Modifications concerning the protection against discrimination and psychosocial risks at work
On 16 February 2023 a draft law concerning the amendment of the different anti-discrimination acts and the Act on Well-Being of workers was approved by the House of Representatives.
This new act offers a solution to recent case law from the European Court of Justice, an infringement proceeding against Belgium by the European Commission, and to recent case law of the Court of Cassation.
The act will come into force on 1 March or 1 April 2023 (depending on the date of publication in the Belgian Official Gazette).
Below, we explain the most important modifications.
1. EXTENSION OF THE PROTECTION AGAINST DISMISSAL TO THE CONTENT OF A REQUEST, NOTIFICATION, COMPLAINT OR LEGAL ACTION
An employee who has filed a request for formal psychosocial intervention on the basis of the Act on Well-Being of workers or an employee who has made a request or a notification, has filed a complaint or took legal action on grounds of an alleged discrimination on the basis of the anti-discrimination legislation, enjoys protection against adverse measures. Presently the law determines that the employer cannot terminate the employment agreement of the employee concerned, unless the termination is due to reasons independent from the request, notification, complaint or legal action.

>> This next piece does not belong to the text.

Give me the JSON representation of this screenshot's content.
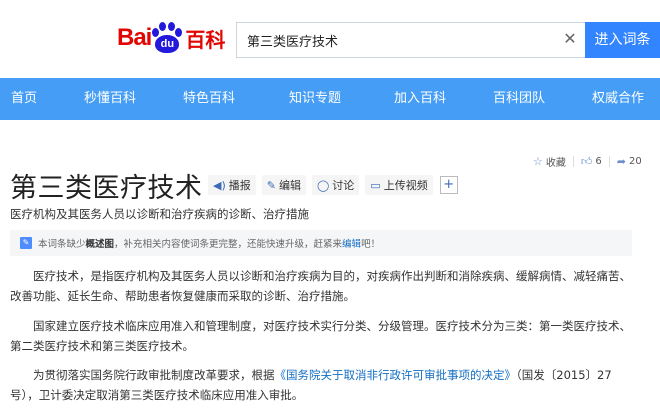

There has long been discussion in case law and legal doctrine over the precise scope of this protectional provision:
- According to the majority opinion it is not only prohibited to dismiss an employee for reasons concerning their request, notification, complaint or legal action, it is moreover prohibited to dismiss them on grounds which can be derived from the facts contained within.
- According to the minority opinion the former interpretation adds a condition to the law.
Through its judgements of 20 January 2020 and 15 June 2020, the Court of Cassation agreed with the minority opinion. According to the Court a dismissal can indeed be justified on grounds that can be derived from the facts invoked in the request, the notification, the complaint or the legal action.
Since the legislator considers that the position of the Court of Cassation will lead to a decrease in the protection of the employee and that it will undermine the main purpose of the protective measure, the legislation is being amended. From now on, the law explicitly states that the dismissal must not only not be linked to the request, notification, complaint or legal action, but must also be foreign to its content.
To do: Employers considering the dismissal of a protected employee, should additionally ensure that the reasons for the dismissal cannot be linked to the content of the request, notification, complaint or legal action.
2. EXPANSION OF PERSONS PROTECTED AGAINST RETALIATIONS
In the Hakelbracht judgment of 20 June 2019, the European Court of Justice ruled that the Belgian protection system was inadequate because it was limited to official witnesses who could produce a signed and dated document relating to their testimony. The European Commission had also initiated infringement proceedings against Belgium in that context.
Following the aforementioned ruling and infringement proceeding, the law extends the protection system against retaliatory measures to persons who have shown support or have come to the defence of the person who has filed a request or a complaint, made a notification or taken legal action regarding discrimination or psychosocial risks in the workplace.
This does require an active contribution, e.g. by standing up for the victim in a discussion with a supervisor or by reporting the situation to the HR department. A person who merely takes note of the facts but does not use that knowledge for the benefit of the victim is not protected from retaliatory measures. Such active contribution is required to ensure the employer knows or could reasonably know, that the employee was effectively acting for the benefit of the victim and is therefore protected.
To do: Keep in mind that “informal” witnesses are also protected against retaliatory measures.
3. CUMULATION OF INDEMNITIES
There was discussion as to whether an indemnity due to discrimination or exposure to a psychosocial risk on the one hand and an indemnity awarded as a result of retaliatory measures (e.g. dismissal) following a request, notification, complaint or legal action on the other hand, could be combined.
To end this discussion, the legislator has now explicitly included this cumulation possibility in the law. The idea is that the indemnities do not cover the same damages.
An example can clarify this: An employee is discriminated against because of her pregnancy or is harassed by her superior and claims and obtains an indemnity for discrimination or harassment. Being upset about this, the employer dismisses the employee. In such case, the employee suffers another damage and may again claim and obtain an indemnity.
To do: Take into account the possibility of cumulation of these indemnities in the event of retaliatory measures.
4. POSSIBILITY INSTEAD OF OBLIGATION TO SUBMIT A REINTEGRATION REQUEST
Under the current anti-discrimination legislation, an employee is in principle obliged to submit a reintegration request or a request to perform his function under the same conditions as before in order to be entitled to compensation for retaliatory measures taken against him.
Such request will become optional under the new legislation. It will thus become easier for employees to obtain compensation for retaliatory measures.